"When I look at Salford, it is a city which is constantly flourishing" she adds "Things are changing so fast. It is important though to get the balance right and I hope places like Salford Lads Club will be there forever. It is really important to hang onto built heritage. Salford people are so talented and creative. The talent Salford people bring to Media City in front of and behind the camera is something to be proud of.
"Salford has produced many famous dramatists and actors...Walter Greenwood, Shelagh Delaney, Albert Finney, Ben Kingsley, Robert Powell, Chris Eccleston...when I was in Holby City with Robert Powell my Mum was so thrilled, because he had played Jesus.
"I have taken advice from Chris Eccleston and follow his career closely" she explains "He went to the Central School of Drama in London. Central thought I was too young when I auditioned there so I went to the Birmingham School of Acting. I am such a homebird…..I know I will have to travel for work…but this is home."
As a young actress Cath has many years on screen and stage ahead of her..."I would love to work with Kate Winslet, Sheridan Smith, Maxine Peake, Suranne Jones and Chris Eccleston" she decides "Maybe Chris could turn up as Eva's Dad! Also I would love to work with the great directors and producers like Mike Leigh, Paul Abbott and Jim Cartwright.
"I told you earlier that I love period dramas….maybe play a young Princess Margaret. Playing Lady Macbeth would be on my bucket list. I auditioned for the Royal Shakespeare Company and chose to do a speech by Goneril in King Lear..."
Cath folds with laughter then continues "My gran used to say 'Go on Cath do that speech from Gonorrhea'."
Whatever Cath does in the future her feet and heart are firmly planted in Salford...

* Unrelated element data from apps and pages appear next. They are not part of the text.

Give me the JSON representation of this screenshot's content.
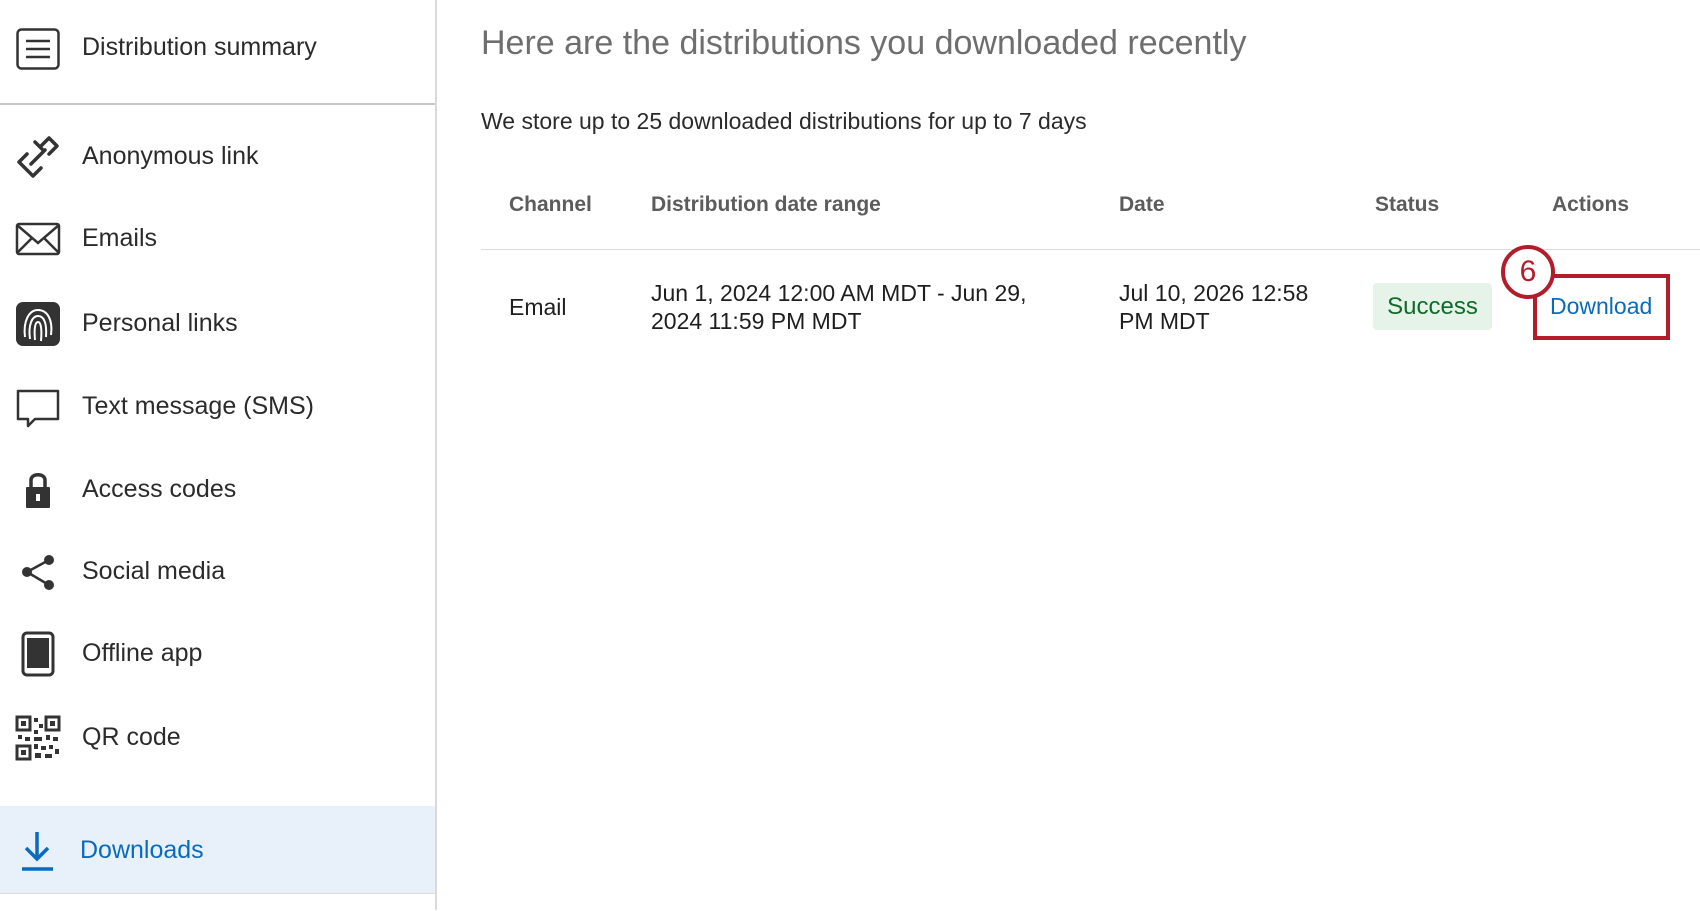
{
  "sidebar": {
    "summary_label": "Distribution summary",
    "items": [
      {
        "label": "Anonymous link",
        "icon": "link-icon"
      },
      {
        "label": "Emails",
        "icon": "envelope-icon"
      },
      {
        "label": "Personal links",
        "icon": "fingerprint-icon"
      },
      {
        "label": "Text message (SMS)",
        "icon": "chat-bubble-icon"
      },
      {
        "label": "Access codes",
        "icon": "lock-icon"
      },
      {
        "label": "Social media",
        "icon": "share-icon"
      },
      {
        "label": "Offline app",
        "icon": "tablet-icon"
      },
      {
        "label": "QR code",
        "icon": "qr-code-icon"
      },
      {
        "label": "Downloads",
        "icon": "download-icon",
        "active": true
      }
    ]
  },
  "main": {
    "title": "Here are the distributions you downloaded recently",
    "subtitle": "We store up to 25 downloaded distributions for up to 7 days",
    "columns": [
      "Channel",
      "Distribution date range",
      "Date",
      "Status",
      "Actions"
    ],
    "rows": [
      {
        "channel": "Email",
        "date_range_line1": "Jun 1, 2024 12:00 AM MDT - Jun 29,",
        "date_range_line2": "2024 11:59 PM MDT",
        "date_line1": "Jul 10, 2026 12:58",
        "date_line2": "PM MDT",
        "status": "Success",
        "action": "Download"
      }
    ],
    "step_number": "6"
  },
  "colors": {
    "accent": "#0a6bbd",
    "active_bg": "#e8f0fa",
    "success_bg": "#e6f3e8",
    "success_text": "#0e6b2a",
    "annotation_red": "#b21d2b"
  }
}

*As Cath was leaving, she asked who I was interviewing next. I told her I wanted to interview three other St George's pupils; Joanne, a Salford entrepreneur; or David the quiet Salford lad married to an acting superstar, son-in-law of a rock superstar and best friend to a global superstar…or maybe a young goalkeeper currently near the top of the Championship…
Words and photos by Pete Fisher